* [Task goal]
Restate the records so that not a single word differs.

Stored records
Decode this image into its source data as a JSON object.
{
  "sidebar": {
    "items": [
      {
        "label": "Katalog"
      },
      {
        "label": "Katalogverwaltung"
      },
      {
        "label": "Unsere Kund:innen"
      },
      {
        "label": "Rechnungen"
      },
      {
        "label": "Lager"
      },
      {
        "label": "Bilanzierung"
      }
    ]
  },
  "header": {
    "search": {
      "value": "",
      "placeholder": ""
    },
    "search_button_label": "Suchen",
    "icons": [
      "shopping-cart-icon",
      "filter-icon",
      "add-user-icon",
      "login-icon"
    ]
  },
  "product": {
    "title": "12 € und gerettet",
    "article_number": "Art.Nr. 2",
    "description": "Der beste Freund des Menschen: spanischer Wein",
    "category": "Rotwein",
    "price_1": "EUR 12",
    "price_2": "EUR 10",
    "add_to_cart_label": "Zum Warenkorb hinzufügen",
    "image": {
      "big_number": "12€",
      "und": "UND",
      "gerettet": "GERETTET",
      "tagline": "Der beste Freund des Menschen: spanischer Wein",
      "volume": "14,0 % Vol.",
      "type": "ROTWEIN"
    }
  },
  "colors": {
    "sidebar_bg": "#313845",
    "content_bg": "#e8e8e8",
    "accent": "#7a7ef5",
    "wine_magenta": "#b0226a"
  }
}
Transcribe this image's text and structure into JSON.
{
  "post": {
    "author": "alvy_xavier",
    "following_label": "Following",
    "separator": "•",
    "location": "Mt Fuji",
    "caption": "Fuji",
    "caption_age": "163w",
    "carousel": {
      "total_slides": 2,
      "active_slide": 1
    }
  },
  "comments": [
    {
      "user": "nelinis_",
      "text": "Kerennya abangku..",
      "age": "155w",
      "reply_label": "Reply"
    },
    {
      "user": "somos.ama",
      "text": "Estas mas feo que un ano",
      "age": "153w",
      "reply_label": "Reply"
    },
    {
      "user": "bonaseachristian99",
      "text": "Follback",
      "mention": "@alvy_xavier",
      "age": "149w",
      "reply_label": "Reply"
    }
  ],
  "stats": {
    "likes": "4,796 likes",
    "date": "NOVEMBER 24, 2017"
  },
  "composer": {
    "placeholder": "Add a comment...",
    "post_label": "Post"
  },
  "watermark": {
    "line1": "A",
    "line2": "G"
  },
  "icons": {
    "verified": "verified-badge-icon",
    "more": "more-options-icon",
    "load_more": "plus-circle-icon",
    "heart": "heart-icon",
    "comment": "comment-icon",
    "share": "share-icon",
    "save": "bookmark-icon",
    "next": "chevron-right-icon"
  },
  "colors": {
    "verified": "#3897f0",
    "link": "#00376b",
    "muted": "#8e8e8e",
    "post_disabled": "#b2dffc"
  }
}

* [Exercise result]
Decode this image into its source data as a JSON object.
{
  "sidebar": {
    "items": [
      {
        "label": "Katalog"
      },
      {
        "label": "Katalogverwaltung"
      },
      {
        "label": "Unsere Kund:innen"
      },
      {
        "label": "Rechnungen"
      },
      {
        "label": "Lager"
      },
      {
        "label": "Bilanzierung"
      }
    ]
  },
  "header": {
    "search": {
      "value": "",
      "placeholder": ""
    },
    "search_button_label": "Suchen",
    "icons": [
      "shopping-cart-icon",
      "filter-icon",
      "add-user-icon",
      "login-icon"
    ]
  },
  "product": {
    "title": "12 € und gerettet",
    "article_number": "Art.Nr. 2",
    "description": "Der beste Freund des Menschen: spanischer Wein",
    "category": "Rotwein",
    "price_1": "EUR 12",
    "price_2": "EUR 10",
    "add_to_cart_label": "Zum Warenkorb hinzufügen",
    "image": {
      "big_number": "12€",
      "und": "UND",
      "gerettet": "GERETTET",
      "tagline": "Der beste Freund des Menschen: spanischer Wein",
      "volume": "14,0 % Vol.",
      "type": "ROTWEIN"
    }
  },
  "colors": {
    "sidebar_bg": "#313845",
    "content_bg": "#e8e8e8",
    "accent": "#7a7ef5",
    "wine_magenta": "#b0226a"
  }
}
Transcribe this image's text and structure into JSON.
{
  "post": {
    "author": "alvy_xavier",
    "following_label": "Following",
    "separator": "•",
    "location": "Mt Fuji",
    "caption": "Fuji",
    "caption_age": "163w",
    "carousel": {
      "total_slides": 2,
      "active_slide": 1
    }
  },
  "comments": [
    {
      "user": "nelinis_",
      "text": "Kerennya abangku..",
      "age": "155w",
      "reply_label": "Reply"
    },
    {
      "user": "somos.ama",
      "text": "Estas mas feo que un ano",
      "age": "153w",
      "reply_label": "Reply"
    },
    {
      "user": "bonaseachristian99",
      "text": "Follback",
      "mention": "@alvy_xavier",
      "age": "149w",
      "reply_label": "Reply"
    }
  ],
  "stats": {
    "likes": "4,796 likes",
    "date": "NOVEMBER 24, 2017"
  },
  "composer": {
    "placeholder": "Add a comment...",
    "post_label": "Post"
  },
  "watermark": {
    "line1": "A",
    "line2": "G"
  },
  "icons": {
    "verified": "verified-badge-icon",
    "more": "more-options-icon",
    "load_more": "plus-circle-icon",
    "heart": "heart-icon",
    "comment": "comment-icon",
    "share": "share-icon",
    "save": "bookmark-icon",
    "next": "chevron-right-icon"
  },
  "colors": {
    "verified": "#3897f0",
    "link": "#00376b",
    "muted": "#8e8e8e",
    "post_disabled": "#b2dffc"
  }
}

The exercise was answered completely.